• **SOURCE INFORMATION**:
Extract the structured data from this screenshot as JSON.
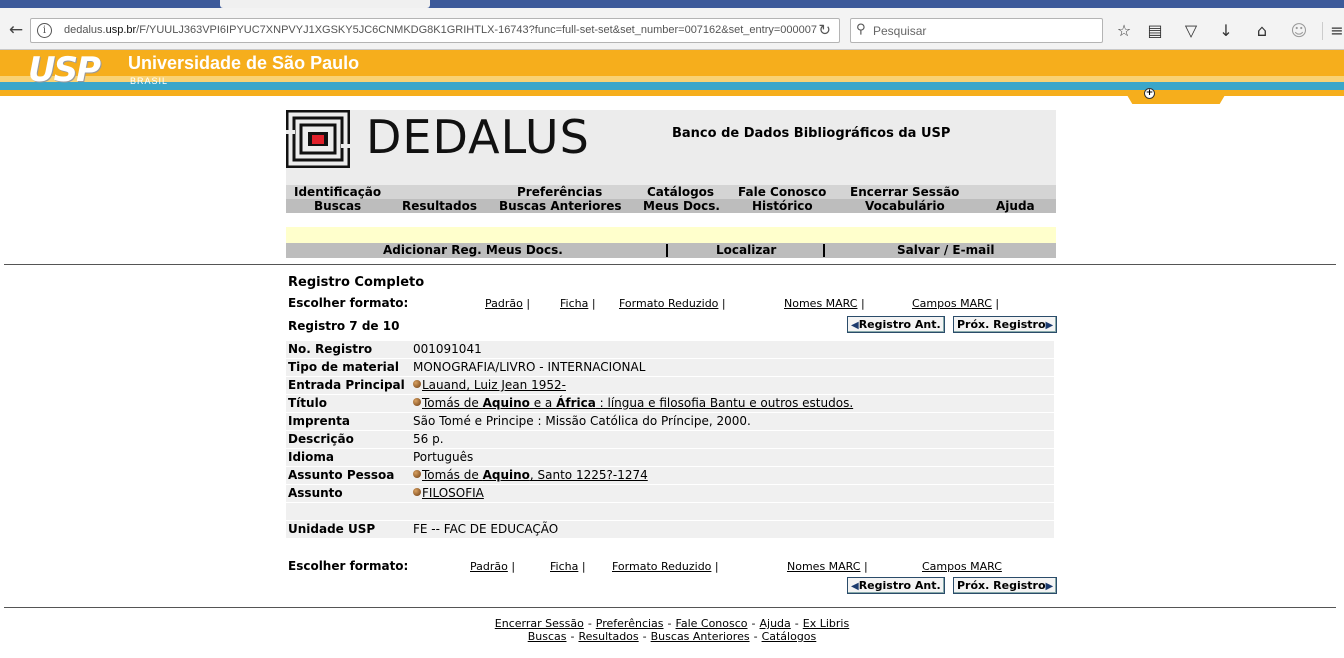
{
  "browser": {
    "url_prefix": "dedalus.",
    "url_domain": "usp.br",
    "url_rest": "/F/YUULJ363VPI6IPYUC7XNPVYJ1XGSKY5JC6CNMKDG8K1GRIHTLX-16743?func=full-set-set&set_number=007162&set_entry=000007",
    "search_placeholder": "Pesquisar",
    "icons": [
      "back-icon",
      "info-icon",
      "reload-icon",
      "search-icon",
      "bookmark-star-icon",
      "reading-list-icon",
      "pocket-icon",
      "download-icon",
      "home-icon",
      "account-icon",
      "menu-icon"
    ]
  },
  "banner": {
    "logo_text": "USP",
    "university": "Universidade de São Paulo",
    "country": "BRASIL"
  },
  "dedalus": {
    "name": "DEDALUS",
    "tagline": "Banco de Dados Bibliográficos da USP"
  },
  "menu": {
    "row1": [
      "Identificação",
      "Preferências",
      "Catálogos",
      "Fale Conosco",
      "Encerrar Sessão"
    ],
    "row2": [
      "Buscas",
      "Resultados",
      "Buscas Anteriores",
      "Meus Docs.",
      "Histórico",
      "Vocabulário",
      "Ajuda"
    ]
  },
  "actions": [
    "Adicionar Reg. Meus Docs.",
    "Localizar",
    "Salvar / E-mail"
  ],
  "record": {
    "title": "Registro Completo",
    "choose_format": "Escolher formato:",
    "formats": [
      "Padrão",
      "Ficha",
      "Formato Reduzido",
      "Nomes MARC",
      "Campos MARC"
    ],
    "count": "Registro 7 de 10",
    "prev": "Registro Ant.",
    "next": "Próx. Registro",
    "fields": {
      "no_registro_label": "No. Registro",
      "no_registro": "001091041",
      "tipo_label": "Tipo de material",
      "tipo": "MONOGRAFIA/LIVRO - INTERNACIONAL",
      "entrada_label": "Entrada Principal",
      "entrada": "Lauand, Luiz Jean 1952-",
      "titulo_label": "Título",
      "titulo_a": "Tomás de ",
      "titulo_b": "Aquino",
      "titulo_c": " e a ",
      "titulo_d": "África",
      "titulo_e": " : língua e filosofia Bantu e outros estudos.",
      "imprenta_label": "Imprenta",
      "imprenta": "São Tomé e Principe : Missão Católica do Príncipe, 2000.",
      "descricao_label": "Descrição",
      "descricao": "56 p.",
      "idioma_label": "Idioma",
      "idioma": "Português",
      "assunto_pessoa_label": "Assunto Pessoa",
      "assunto_pessoa_a": "Tomás de ",
      "assunto_pessoa_b": "Aquino",
      "assunto_pessoa_c": ", Santo 1225?-1274",
      "assunto_label": "Assunto",
      "assunto": "FILOSOFIA",
      "unidade_label": "Unidade USP",
      "unidade": "FE -- FAC DE EDUCAÇÃO"
    }
  },
  "footer": {
    "line1": [
      "Encerrar Sessão",
      "Preferências",
      "Fale Conosco",
      "Ajuda",
      "Ex Libris"
    ],
    "line2": [
      "Buscas",
      "Resultados",
      "Buscas Anteriores",
      "Catálogos"
    ],
    "separator": "-"
  }
}
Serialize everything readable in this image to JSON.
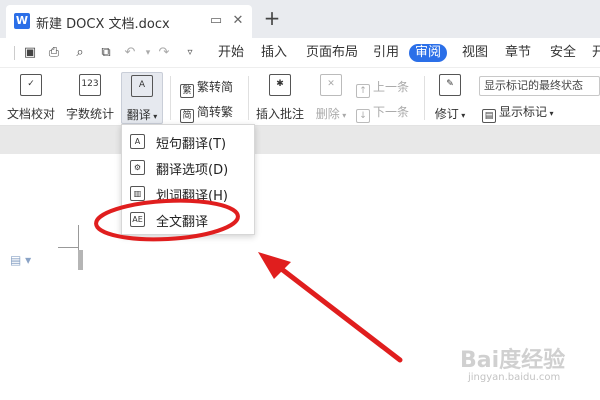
{
  "window": {
    "doc_title": "新建 DOCX 文档.docx",
    "app_icon_letter": "W",
    "new_tab": "+"
  },
  "menu_tabs": [
    "开始",
    "插入",
    "页面布局",
    "引用",
    "审阅",
    "视图",
    "章节",
    "安全",
    "开"
  ],
  "active_tab": "审阅",
  "ribbon": {
    "spell_check": "文档校对",
    "word_count": "字数统计",
    "word_count_icon_text": "123",
    "translate": "翻译",
    "trad_to_simp": "繁转简",
    "simp_to_trad": "简转繁",
    "insert_comment": "插入批注",
    "delete": "删除",
    "prev": "上一条",
    "next": "下一条",
    "track_changes": "修订",
    "markup_mode": "显示标记的最终状态",
    "show_markup": "显示标记"
  },
  "translate_menu": [
    {
      "label": "短句翻译(T)",
      "icon": "short-translate-icon"
    },
    {
      "label": "翻译选项(D)",
      "icon": "translate-options-icon"
    },
    {
      "label": "划词翻译(H)",
      "icon": "word-select-translate-icon"
    },
    {
      "label": "全文翻译",
      "icon": "full-text-translate-icon"
    }
  ],
  "watermark": {
    "main": "Bai度经验",
    "sub": "jingyan.baidu.com"
  },
  "colors": {
    "accent": "#2b6fe8",
    "annotation": "#e01e1e"
  }
}
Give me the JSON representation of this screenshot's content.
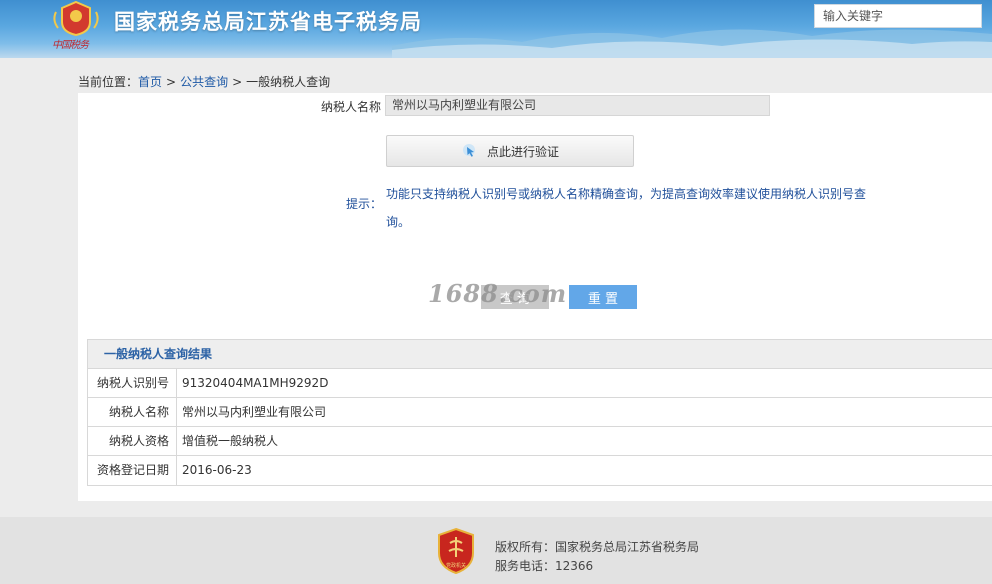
{
  "header": {
    "emblem_text": "中国税务",
    "site_title": "国家税务总局江苏省电子税务局",
    "search_placeholder": "输入关键字"
  },
  "breadcrumb": {
    "prefix": "当前位置：",
    "items": [
      "首页",
      "公共查询",
      "一般纳税人查询"
    ],
    "separator": ">"
  },
  "form": {
    "name_label": "纳税人名称",
    "name_value": "常州以马内利塑业有限公司",
    "verify_button": "点此进行验证",
    "hint_label": "提示：",
    "hint_text": "功能只支持纳税人识别号或纳税人名称精确查询，为提高查询效率建议使用纳税人识别号查询。",
    "query_button": "查 询",
    "reset_button": "重 置"
  },
  "watermark": "1688.com",
  "result": {
    "title": "一般纳税人查询结果",
    "rows": [
      {
        "key": "纳税人识别号",
        "value": "91320404MA1MH9292D"
      },
      {
        "key": "纳税人名称",
        "value": "常州以马内利塑业有限公司"
      },
      {
        "key": "纳税人资格",
        "value": "增值税一般纳税人"
      },
      {
        "key": "资格登记日期",
        "value": "2016-06-23"
      }
    ]
  },
  "footer": {
    "badge_text": "党政机关",
    "copyright": "版权所有：国家税务总局江苏省税务局",
    "phone": "服务电话：12366"
  },
  "colors": {
    "header_blue": "#4a9ad8",
    "link_blue": "#1f5aa6",
    "reset_button": "#62a7e8",
    "result_title": "#2d63a6"
  }
}
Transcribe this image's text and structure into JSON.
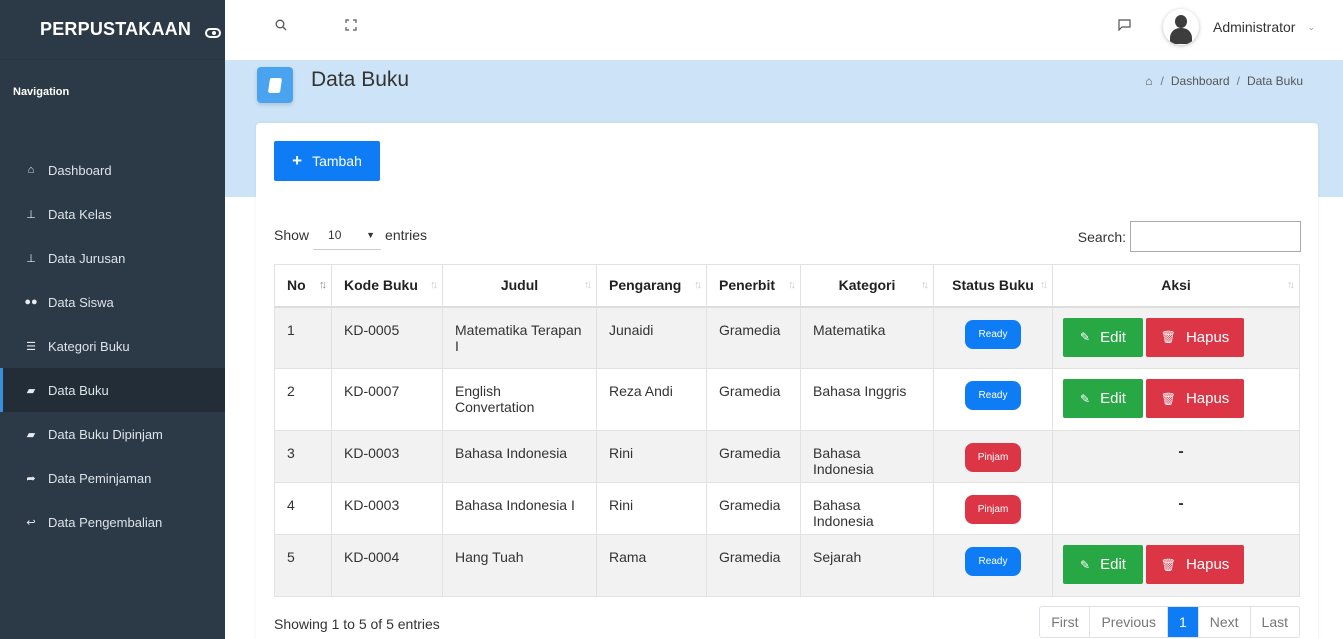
{
  "app": {
    "brand": "PERPUSTAKAAN"
  },
  "sidebar": {
    "nav_title": "Navigation",
    "items": [
      {
        "label": "Dashboard",
        "icon": "home-icon"
      },
      {
        "label": "Data Kelas",
        "icon": "sitemap-icon"
      },
      {
        "label": "Data Jurusan",
        "icon": "sitemap-icon"
      },
      {
        "label": "Data Siswa",
        "icon": "users-icon"
      },
      {
        "label": "Kategori Buku",
        "icon": "list-icon"
      },
      {
        "label": "Data Buku",
        "icon": "book-icon",
        "active": true
      },
      {
        "label": "Data Buku Dipinjam",
        "icon": "book-icon"
      },
      {
        "label": "Data Peminjaman",
        "icon": "share-icon"
      },
      {
        "label": "Data Pengembalian",
        "icon": "reply-icon"
      }
    ]
  },
  "topbar": {
    "user_name": "Administrator"
  },
  "page": {
    "title": "Data Buku",
    "breadcrumb": [
      "Dashboard",
      "Data Buku"
    ]
  },
  "toolbar": {
    "add_label": "Tambah"
  },
  "table_controls": {
    "show_label": "Show",
    "entries_value": "10",
    "entries_label": "entries",
    "search_label": "Search:",
    "search_value": ""
  },
  "table": {
    "columns": [
      "No",
      "Kode Buku",
      "Judul",
      "Pengarang",
      "Penerbit",
      "Kategori",
      "Status Buku",
      "Aksi"
    ],
    "rows": [
      {
        "no": "1",
        "kode": "KD-0005",
        "judul": "Matematika Terapan I",
        "pengarang": "Junaidi",
        "penerbit": "Gramedia",
        "kategori": "Matematika",
        "status": "Ready"
      },
      {
        "no": "2",
        "kode": "KD-0007",
        "judul": "English Convertation",
        "pengarang": "Reza Andi",
        "penerbit": "Gramedia",
        "kategori": "Bahasa Inggris",
        "status": "Ready"
      },
      {
        "no": "3",
        "kode": "KD-0003",
        "judul": "Bahasa Indonesia",
        "pengarang": "Rini",
        "penerbit": "Gramedia",
        "kategori": "Bahasa Indonesia",
        "status": "Pinjam"
      },
      {
        "no": "4",
        "kode": "KD-0003",
        "judul": "Bahasa Indonesia I",
        "pengarang": "Rini",
        "penerbit": "Gramedia",
        "kategori": "Bahasa Indonesia",
        "status": "Pinjam"
      },
      {
        "no": "5",
        "kode": "KD-0004",
        "judul": "Hang Tuah",
        "pengarang": "Rama",
        "penerbit": "Gramedia",
        "kategori": "Sejarah",
        "status": "Ready"
      }
    ],
    "edit_label": "Edit",
    "delete_label": "Hapus",
    "no_action": "-"
  },
  "footer": {
    "info": "Showing 1 to 5 of 5 entries",
    "pagination": [
      "First",
      "Previous",
      "1",
      "Next",
      "Last"
    ],
    "current_page": "1"
  },
  "colors": {
    "primary": "#0d7cf5",
    "success": "#28a745",
    "danger": "#dc3545",
    "sidebar": "#2c3a47",
    "banner": "#cde4f8"
  }
}
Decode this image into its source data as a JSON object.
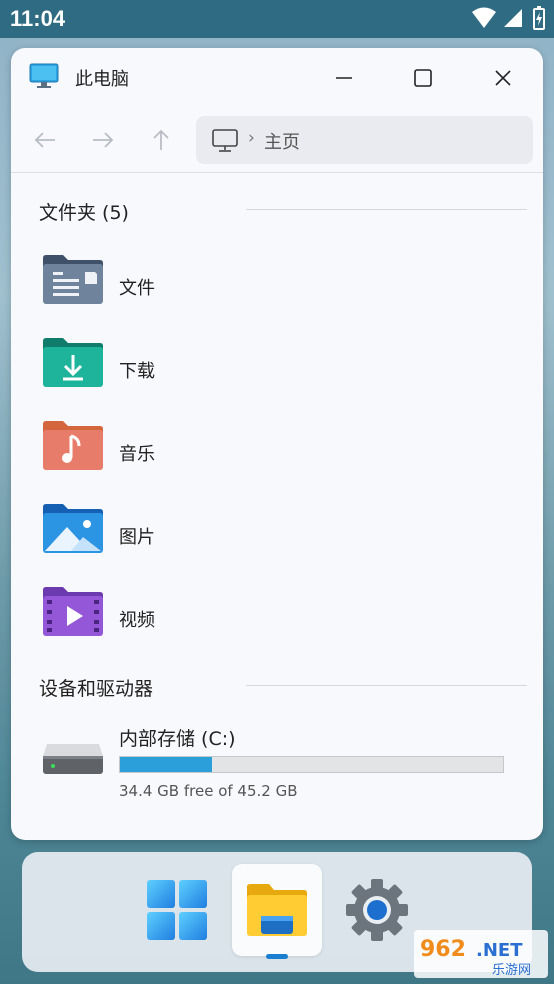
{
  "status": {
    "time": "11:04"
  },
  "window": {
    "title": "此电脑",
    "address": "主页",
    "address_sep": "›"
  },
  "folders_section": {
    "title": "文件夹 (5)",
    "items": [
      {
        "label": "文件",
        "icon": "documents-folder-icon",
        "color": "#5b6f87"
      },
      {
        "label": "下载",
        "icon": "downloads-folder-icon",
        "color": "#1a9e8a"
      },
      {
        "label": "音乐",
        "icon": "music-folder-icon",
        "color": "#e0715c"
      },
      {
        "label": "图片",
        "icon": "pictures-folder-icon",
        "color": "#1e86d6"
      },
      {
        "label": "视频",
        "icon": "videos-folder-icon",
        "color": "#8a4fcf"
      }
    ]
  },
  "drives_section": {
    "title": "设备和驱动器",
    "drive": {
      "name": "内部存储 (C:)",
      "free_text": "34.4 GB free of 45.2 GB",
      "used_fraction": 0.239
    }
  },
  "taskbar": {
    "apps": [
      {
        "name": "start",
        "icon": "windows-logo-icon"
      },
      {
        "name": "file-explorer",
        "icon": "file-explorer-icon",
        "active": true
      },
      {
        "name": "settings",
        "icon": "gear-icon"
      }
    ]
  },
  "watermark": {
    "main": "962.NET",
    "sub": "乐游网"
  }
}
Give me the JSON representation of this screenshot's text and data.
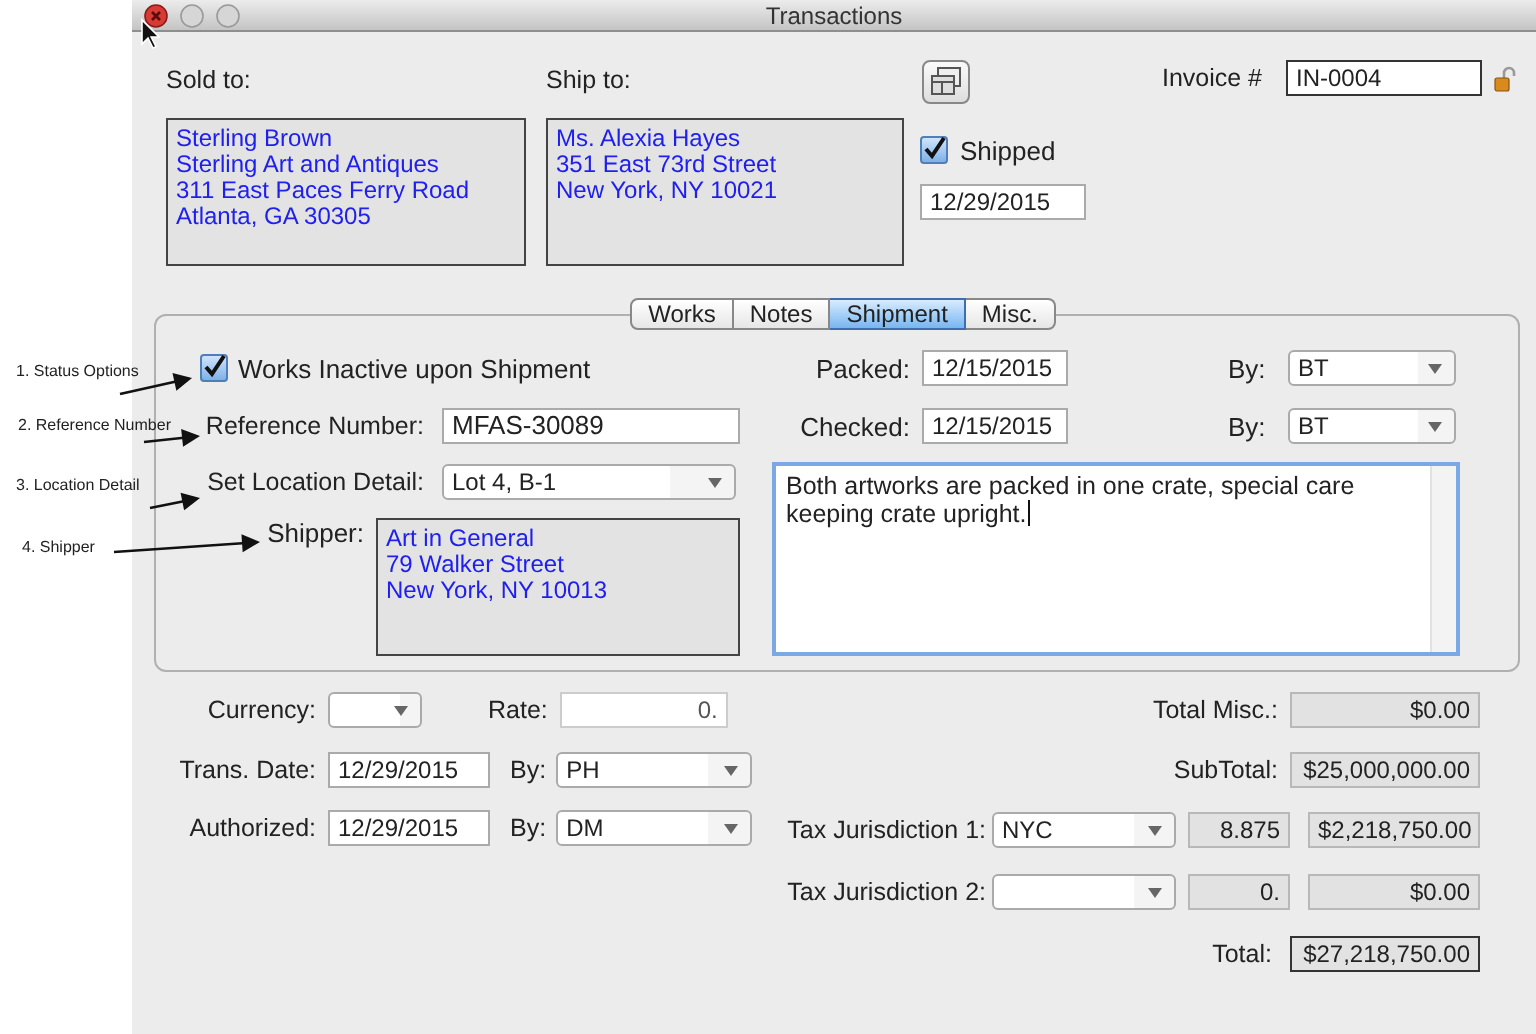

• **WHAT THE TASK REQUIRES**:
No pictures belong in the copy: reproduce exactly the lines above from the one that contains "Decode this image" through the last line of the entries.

• **YOUR RESPONSE**:
Decode this image into its source data as a JSON object.
{
  "status": {
    "time": "11:04"
  },
  "window": {
    "title": "此电脑",
    "address": "主页",
    "address_sep": "›"
  },
  "folders_section": {
    "title": "文件夹 (5)",
    "items": [
      {
        "label": "文件",
        "icon": "documents-folder-icon",
        "color": "#5b6f87"
      },
      {
        "label": "下载",
        "icon": "downloads-folder-icon",
        "color": "#1a9e8a"
      },
      {
        "label": "音乐",
        "icon": "music-folder-icon",
        "color": "#e0715c"
      },
      {
        "label": "图片",
        "icon": "pictures-folder-icon",
        "color": "#1e86d6"
      },
      {
        "label": "视频",
        "icon": "videos-folder-icon",
        "color": "#8a4fcf"
      }
    ]
  },
  "drives_section": {
    "title": "设备和驱动器",
    "drive": {
      "name": "内部存储 (C:)",
      "free_text": "34.4 GB free of 45.2 GB",
      "used_fraction": 0.239
    }
  },
  "taskbar": {
    "apps": [
      {
        "name": "start",
        "icon": "windows-logo-icon"
      },
      {
        "name": "file-explorer",
        "icon": "file-explorer-icon",
        "active": true
      },
      {
        "name": "settings",
        "icon": "gear-icon"
      }
    ]
  },
  "watermark": {
    "main": "962.NET",
    "sub": "乐游网"
  }
}
Give me the JSON representation of this screenshot's text and data.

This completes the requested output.